DeConto says that his study provides some “complementary” “actual numbers” to support the controversial recent result of James Hansen, who argued that truly tremendous amounts of meltwater from Antarctica later this century could trigger a feedback loop of further ice melt and throw the global climate into chaos. In the top-end scenario DeConto’s study describes, meltwater from Antarctica could surpass the equivalent of all the world’s rivers combined in about 100 years—which is similar to the scenario that Hansen says could be enough to trigger profound changes in the way global oceans transport heat.
“We’re providing mechanistic explanations for how those dramatic sorts of rates of ice sheet retreat could actually happen,” DeConto told me, “but we don’t need [Hansen’s] feedback [to reach similar conclusions.]”
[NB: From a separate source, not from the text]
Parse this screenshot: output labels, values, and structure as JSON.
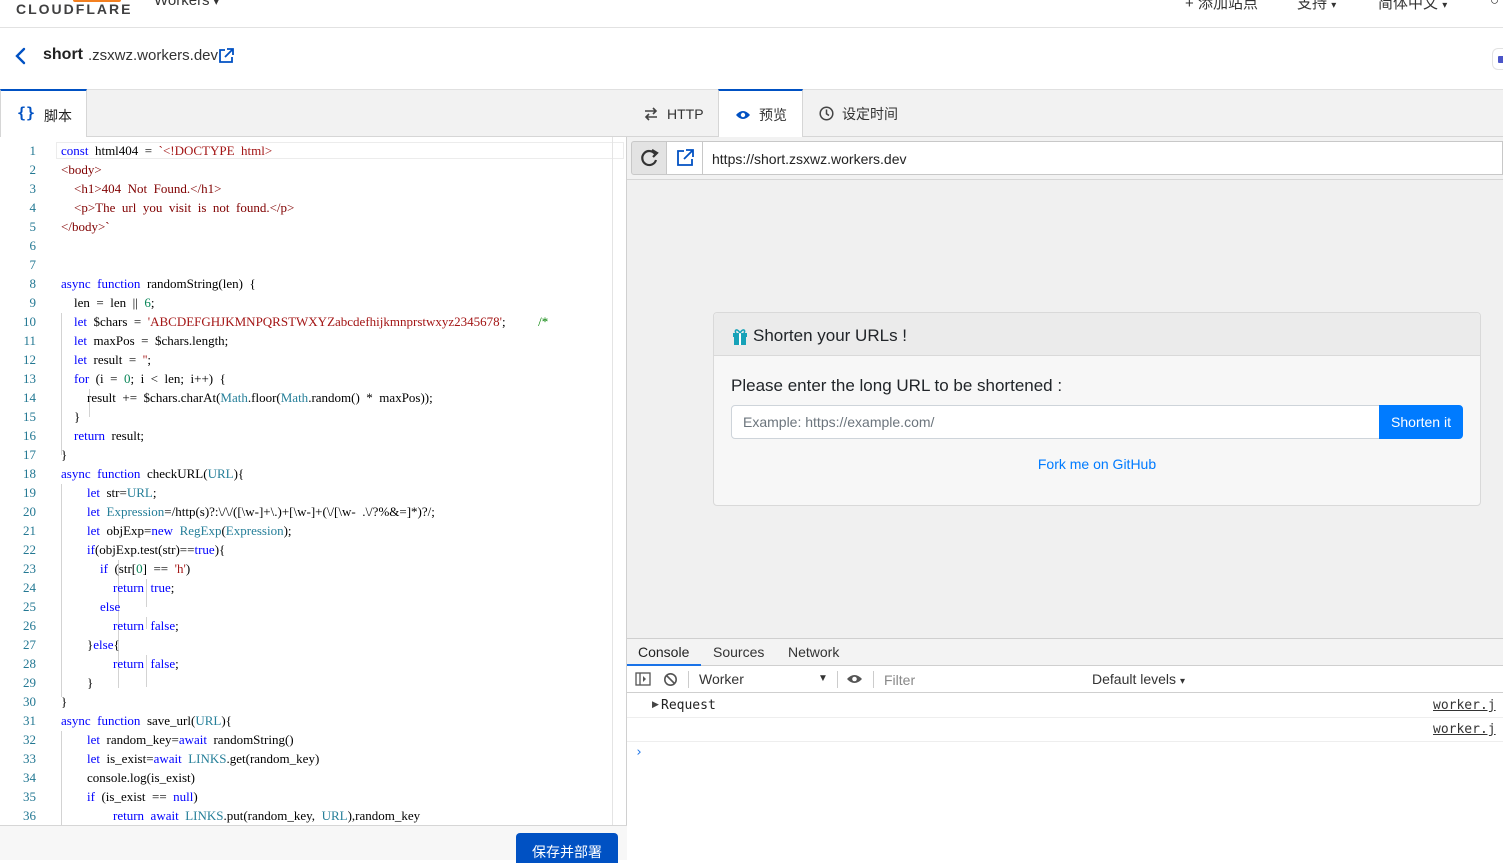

Climatologist Richard Alley, who assisted with some of the initial preparation of the DeConto study, said that while Hansen and his colleagues raised the possibility that sea level rise may far exceed previous estimates, DeConto and his co-author, David Pollard, “have taken a major step forward” in showing specifically how that might happen.
Alley also expressed dismay at the current incomplete state of knowledge in the field of polar glaciology, which he thinks is leading to an environment where every new bit of knowledge makes headlines—and oversaturates people to the point that dire climate change news no longer alarms them. “Personally, I really would be happier if we had the luxury of doing the research on this, without bothering the public until we have 95 percent confidence in an answer. All of us are fully aware how wrong it is to falsely yell ‘Fire’ in a crowded theater. But, we also are fully aware how wrong it is to sit silently while a fire begins to spread in that theater. Right now, I do not believe humanity can continue with unchecked warming while confidently assuming that sea-level rise will be limited to roughly 3 feet in a century.”
Antarctica is a difficult place to do research. It’s remote, it’s cold, and studies like these are some of the first to assess some of the basic mechanisms by which global warming may profoundly change it. So, there will be plenty of surprises over the next several years as our understanding of the continent improves. Right now, though, it seems like all the surprises are bad ones.